Air raid drills. Conelrad. Bomb shelters. Duck and cover. All of these were familiar terms to Americans in the Cold War culture of the 1950's. The future looked uncertain in the new Atomic Age, and there was growing tension between America and the Soviet Union. People lived with the threat of nuclear war as part of their daily lives.
President Harry Truman established the Federal Civil Defense Administration (FCDA) in 1950 after the outbreak of the Korean War. As part of the the alert America campaign, the FCDA flooded the public with some 400 million pieces of survival literature that attempted to educate and reassure people that simple civil defense procedures would protect them from a nuclear attack. People received maps showing evacuation routes, and families were encouraged to build their own bomb shelters, and countless school children watched the movie "Duck and Cover" and practiced hiding under their desks when they "see the flash."

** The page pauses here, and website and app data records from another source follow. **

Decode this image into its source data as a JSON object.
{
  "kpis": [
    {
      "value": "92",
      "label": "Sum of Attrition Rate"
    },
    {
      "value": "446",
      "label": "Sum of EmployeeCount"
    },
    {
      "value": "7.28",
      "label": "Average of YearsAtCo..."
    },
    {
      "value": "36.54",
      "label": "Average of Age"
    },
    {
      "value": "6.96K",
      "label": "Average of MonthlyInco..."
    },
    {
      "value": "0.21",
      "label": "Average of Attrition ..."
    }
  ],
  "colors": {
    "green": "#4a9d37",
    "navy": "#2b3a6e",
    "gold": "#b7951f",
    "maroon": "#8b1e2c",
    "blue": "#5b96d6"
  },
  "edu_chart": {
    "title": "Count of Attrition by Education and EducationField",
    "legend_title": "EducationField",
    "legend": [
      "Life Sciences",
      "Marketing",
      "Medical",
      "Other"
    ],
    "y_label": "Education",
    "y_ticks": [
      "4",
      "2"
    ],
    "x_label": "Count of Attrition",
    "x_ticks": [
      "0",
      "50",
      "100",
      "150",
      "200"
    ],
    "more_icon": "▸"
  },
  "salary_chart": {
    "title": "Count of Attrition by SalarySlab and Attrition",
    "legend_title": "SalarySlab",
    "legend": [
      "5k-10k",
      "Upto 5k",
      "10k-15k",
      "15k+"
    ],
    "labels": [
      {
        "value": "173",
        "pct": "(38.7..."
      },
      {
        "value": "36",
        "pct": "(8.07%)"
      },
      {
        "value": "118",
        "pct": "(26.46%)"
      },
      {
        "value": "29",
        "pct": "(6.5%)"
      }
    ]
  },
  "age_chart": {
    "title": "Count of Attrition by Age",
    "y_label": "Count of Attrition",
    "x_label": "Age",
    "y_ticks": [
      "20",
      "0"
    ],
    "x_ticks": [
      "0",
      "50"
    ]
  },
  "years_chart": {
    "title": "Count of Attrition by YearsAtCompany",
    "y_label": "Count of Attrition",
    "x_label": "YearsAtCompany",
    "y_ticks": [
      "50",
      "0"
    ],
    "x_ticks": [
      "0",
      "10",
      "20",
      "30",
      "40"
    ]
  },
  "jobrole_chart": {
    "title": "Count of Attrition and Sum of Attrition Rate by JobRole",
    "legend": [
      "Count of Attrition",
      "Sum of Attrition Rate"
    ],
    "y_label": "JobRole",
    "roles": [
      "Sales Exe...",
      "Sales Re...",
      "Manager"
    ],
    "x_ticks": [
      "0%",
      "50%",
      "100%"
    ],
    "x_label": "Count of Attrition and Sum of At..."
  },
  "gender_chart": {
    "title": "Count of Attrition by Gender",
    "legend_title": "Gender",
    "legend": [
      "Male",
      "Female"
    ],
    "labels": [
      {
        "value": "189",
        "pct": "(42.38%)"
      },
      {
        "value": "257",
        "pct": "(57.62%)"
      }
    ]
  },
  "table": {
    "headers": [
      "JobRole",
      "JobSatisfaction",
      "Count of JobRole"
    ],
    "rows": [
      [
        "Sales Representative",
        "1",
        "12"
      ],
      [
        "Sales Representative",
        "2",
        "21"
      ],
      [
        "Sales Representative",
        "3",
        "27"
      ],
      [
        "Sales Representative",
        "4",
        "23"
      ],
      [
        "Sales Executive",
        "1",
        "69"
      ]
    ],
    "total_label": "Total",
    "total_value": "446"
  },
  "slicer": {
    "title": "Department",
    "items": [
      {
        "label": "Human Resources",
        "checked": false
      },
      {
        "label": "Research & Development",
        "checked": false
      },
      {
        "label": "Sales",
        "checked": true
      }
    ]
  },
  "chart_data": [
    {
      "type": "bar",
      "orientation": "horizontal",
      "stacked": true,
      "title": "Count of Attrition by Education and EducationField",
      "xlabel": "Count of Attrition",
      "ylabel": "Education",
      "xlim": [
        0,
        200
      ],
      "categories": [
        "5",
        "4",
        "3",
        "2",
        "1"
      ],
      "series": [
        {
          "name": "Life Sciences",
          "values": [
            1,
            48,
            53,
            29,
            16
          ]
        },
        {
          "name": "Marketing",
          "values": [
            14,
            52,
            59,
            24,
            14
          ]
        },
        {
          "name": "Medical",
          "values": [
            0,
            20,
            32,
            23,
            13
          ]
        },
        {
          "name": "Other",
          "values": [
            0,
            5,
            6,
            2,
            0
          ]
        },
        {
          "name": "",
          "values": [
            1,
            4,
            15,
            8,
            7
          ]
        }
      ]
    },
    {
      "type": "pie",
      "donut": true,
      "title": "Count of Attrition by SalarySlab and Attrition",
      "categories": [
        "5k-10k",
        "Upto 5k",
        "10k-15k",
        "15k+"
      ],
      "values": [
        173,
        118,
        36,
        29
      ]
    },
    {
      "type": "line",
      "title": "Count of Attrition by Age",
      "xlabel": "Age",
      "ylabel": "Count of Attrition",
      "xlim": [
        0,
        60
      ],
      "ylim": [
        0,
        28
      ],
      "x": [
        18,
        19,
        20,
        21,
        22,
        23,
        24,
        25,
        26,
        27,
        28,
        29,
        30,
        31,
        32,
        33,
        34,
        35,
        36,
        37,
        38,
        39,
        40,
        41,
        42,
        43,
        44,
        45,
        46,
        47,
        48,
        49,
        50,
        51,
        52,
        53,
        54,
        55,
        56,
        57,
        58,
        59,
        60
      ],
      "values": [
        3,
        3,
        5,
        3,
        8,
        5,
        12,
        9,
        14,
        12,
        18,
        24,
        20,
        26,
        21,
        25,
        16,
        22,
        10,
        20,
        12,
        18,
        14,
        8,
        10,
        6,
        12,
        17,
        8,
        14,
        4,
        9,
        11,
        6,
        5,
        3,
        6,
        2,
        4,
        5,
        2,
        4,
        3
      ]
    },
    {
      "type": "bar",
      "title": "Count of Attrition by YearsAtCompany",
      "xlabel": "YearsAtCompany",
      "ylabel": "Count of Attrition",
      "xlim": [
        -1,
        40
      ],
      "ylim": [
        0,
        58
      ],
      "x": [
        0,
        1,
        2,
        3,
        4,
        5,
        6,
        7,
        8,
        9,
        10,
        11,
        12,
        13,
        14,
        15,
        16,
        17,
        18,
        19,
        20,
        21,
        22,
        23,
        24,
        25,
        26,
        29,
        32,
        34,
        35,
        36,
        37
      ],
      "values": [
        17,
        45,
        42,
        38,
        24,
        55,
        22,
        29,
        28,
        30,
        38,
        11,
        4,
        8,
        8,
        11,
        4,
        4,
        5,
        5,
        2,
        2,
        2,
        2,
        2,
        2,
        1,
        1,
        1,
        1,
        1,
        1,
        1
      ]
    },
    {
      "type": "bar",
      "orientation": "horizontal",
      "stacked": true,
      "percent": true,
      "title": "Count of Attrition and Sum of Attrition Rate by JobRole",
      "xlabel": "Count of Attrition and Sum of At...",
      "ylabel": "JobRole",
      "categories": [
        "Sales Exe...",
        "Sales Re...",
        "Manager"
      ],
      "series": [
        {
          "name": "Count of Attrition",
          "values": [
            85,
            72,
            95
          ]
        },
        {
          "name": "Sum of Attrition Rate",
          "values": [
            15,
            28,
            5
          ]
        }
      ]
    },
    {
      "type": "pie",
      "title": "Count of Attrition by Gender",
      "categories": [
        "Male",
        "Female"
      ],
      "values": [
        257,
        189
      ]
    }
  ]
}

After the Cold War, the government focus shifted away from defense against Soviet air strikes. The civil defense programs were replaced by the Federal Emergency Management Agency (FEMA), which was created in 1978 to oversee civil defense and disaster management.
Retired Manufacturing Supervisor since 2008. I'm a member of the American Legion Post 703 In Parma,Ohio. Active Member of the Parma Heights Historical Society. I write Memorials for an internet group called "Find A Grave"